"I have never lived in or near Queensway in W2 and was never involved in any incident with a crowbar. In 2013, I lived in Ealing."
Ms Kouider said she and Mr Walton met in a Santander bank in 2011.
But she said after their romance blossomed and he moved into her flat in Queensway, he became "crazy" and jealous.
She claimed he pushed her while she was pregnant, causing her to lose her baby.
'He always made me cry'
Giving evidence in her defence, Ms Kouider said she was abused by Mr Medouni for years during their "up and down" relationship.
She said he slept with her in 2001 before telling friends about it, calling her "dumb", and slapping and kicking her.
She added: "He was with me for sex, nothing else, and money."
The court heard the couple split up after going to a party that Donald Trump was also at in 2011.
Jurors had previously been told Ms Kouider mentioned her connection with the US president while interrogating Ms Lionnet.
On splitting up with Mr Medouni, Ms Kouider said: "We did argue. He was always making me cry. I did not understand why his behaviour was like this with me."
But an ex-boyfriend of Ms Kouider's said she was "aggressive" and often targeted "weaker" people.
Anthony Francois, from Paris, said in a statement: "She was strange. She could be lovable and she could be detestable.
"She would often shout and become aggressive. Her behaviour was difficult, incomprehensible.
"She loved attention."
He added that Ms Kouider was sometimes violent, and "pulled the hair of girls in the street" because of a "look".

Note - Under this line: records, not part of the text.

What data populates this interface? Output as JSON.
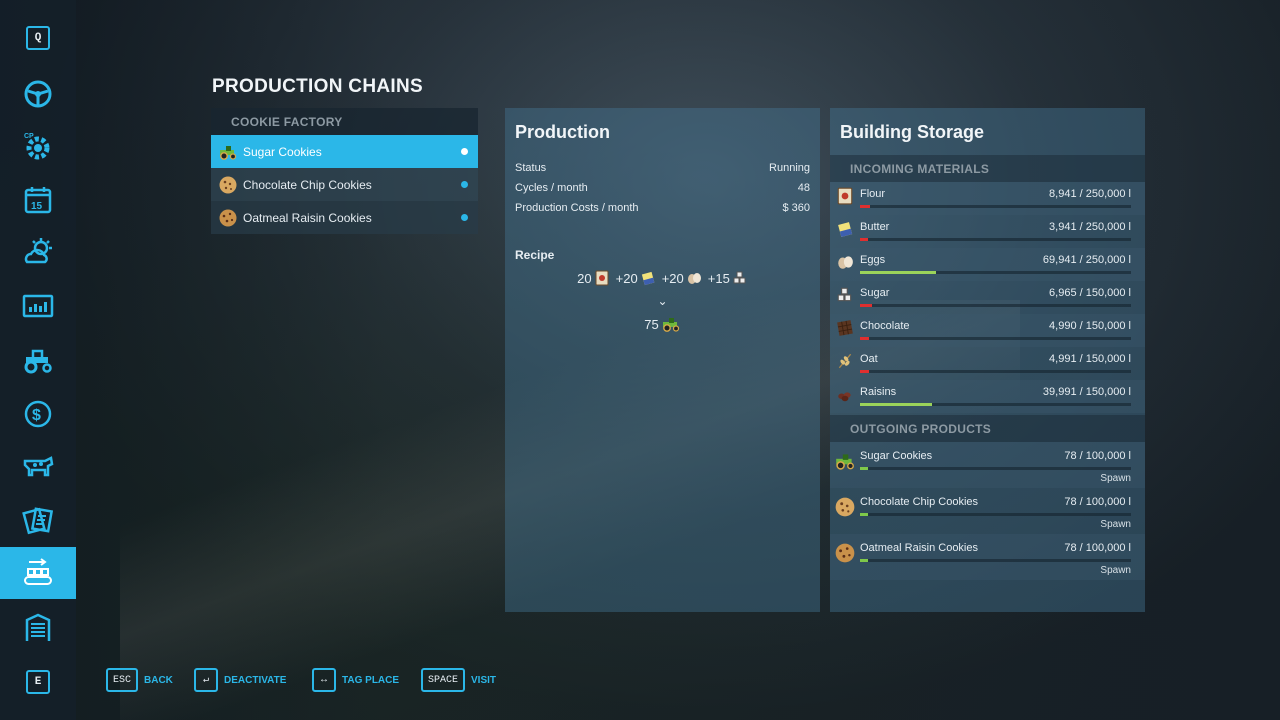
{
  "colors": {
    "accent": "#2bb7e8",
    "bar_low": "#e02f2f",
    "bar_mid": "#9bd35a",
    "bar_out": "#7ec84a"
  },
  "sidebar": {
    "top_key": "Q",
    "bottom_key": "E",
    "items": [
      {
        "icon": "steering-wheel-icon"
      },
      {
        "icon": "gear-cp-icon"
      },
      {
        "icon": "calendar-icon",
        "label": "15"
      },
      {
        "icon": "weather-icon"
      },
      {
        "icon": "prices-chart-icon"
      },
      {
        "icon": "tractor-icon"
      },
      {
        "icon": "finances-dollar-icon"
      },
      {
        "icon": "animals-cow-icon"
      },
      {
        "icon": "contracts-icon"
      },
      {
        "icon": "production-conveyor-icon",
        "active": true
      },
      {
        "icon": "garage-icon"
      }
    ]
  },
  "page": {
    "title": "PRODUCTION CHAINS"
  },
  "chains": {
    "group": "COOKIE FACTORY",
    "items": [
      {
        "label": "Sugar Cookies",
        "icon": "tractor-cookie-icon",
        "selected": true
      },
      {
        "label": "Chocolate Chip Cookies",
        "icon": "cookie-icon",
        "selected": false
      },
      {
        "label": "Oatmeal Raisin Cookies",
        "icon": "cookie-icon",
        "selected": false
      }
    ]
  },
  "production": {
    "title": "Production",
    "status_label": "Status",
    "status_value": "Running",
    "cycles_label": "Cycles / month",
    "cycles_value": "48",
    "costs_label": "Production Costs / month",
    "costs_value": "$ 360",
    "recipe_label": "Recipe",
    "inputs": [
      {
        "prefix": "20",
        "icon": "flour-icon"
      },
      {
        "prefix": "+20",
        "icon": "butter-icon"
      },
      {
        "prefix": "+20",
        "icon": "eggs-icon"
      },
      {
        "prefix": "+15",
        "icon": "sugar-icon"
      }
    ],
    "arrow": "⌄",
    "output": {
      "amount": "75",
      "icon": "tractor-cookie-icon"
    }
  },
  "storage": {
    "title": "Building Storage",
    "incoming_header": "INCOMING MATERIALS",
    "incoming": [
      {
        "name": "Flour",
        "amount": "8,941  / 250,000 l",
        "fill": 0.036,
        "icon": "flour-icon"
      },
      {
        "name": "Butter",
        "amount": "3,941  / 250,000 l",
        "fill": 0.016,
        "icon": "butter-icon"
      },
      {
        "name": "Eggs",
        "amount": "69,941  / 250,000 l",
        "fill": 0.28,
        "icon": "eggs-icon"
      },
      {
        "name": "Sugar",
        "amount": "6,965  / 150,000 l",
        "fill": 0.046,
        "icon": "sugar-icon"
      },
      {
        "name": "Chocolate",
        "amount": "4,990  / 150,000 l",
        "fill": 0.033,
        "icon": "chocolate-icon"
      },
      {
        "name": "Oat",
        "amount": "4,991  / 150,000 l",
        "fill": 0.033,
        "icon": "oat-icon"
      },
      {
        "name": "Raisins",
        "amount": "39,991  / 150,000 l",
        "fill": 0.267,
        "icon": "raisins-icon"
      }
    ],
    "outgoing_header": "OUTGOING PRODUCTS",
    "outgoing": [
      {
        "name": "Sugar Cookies",
        "amount": "78  / 100,000 l",
        "fill": 0.008,
        "mode": "Spawn",
        "icon": "tractor-cookie-icon"
      },
      {
        "name": "Chocolate Chip Cookies",
        "amount": "78  / 100,000 l",
        "fill": 0.008,
        "mode": "Spawn",
        "icon": "cookie-icon"
      },
      {
        "name": "Oatmeal Raisin Cookies",
        "amount": "78  / 100,000 l",
        "fill": 0.008,
        "mode": "Spawn",
        "icon": "cookie-icon"
      }
    ]
  },
  "hints": [
    {
      "key": "ESC",
      "label": "BACK"
    },
    {
      "key": "↵",
      "label": "DEACTIVATE"
    },
    {
      "key": "↔",
      "label": "TAG PLACE"
    },
    {
      "key": "SPACE",
      "label": "VISIT"
    }
  ]
}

During a police interview, he said: "She had a dual face, a dual personality. She knew who she targeted, in other words the weaker ones."
Mr Francois also said Mr Medouni was distant, cold and "insular".
The trial continues.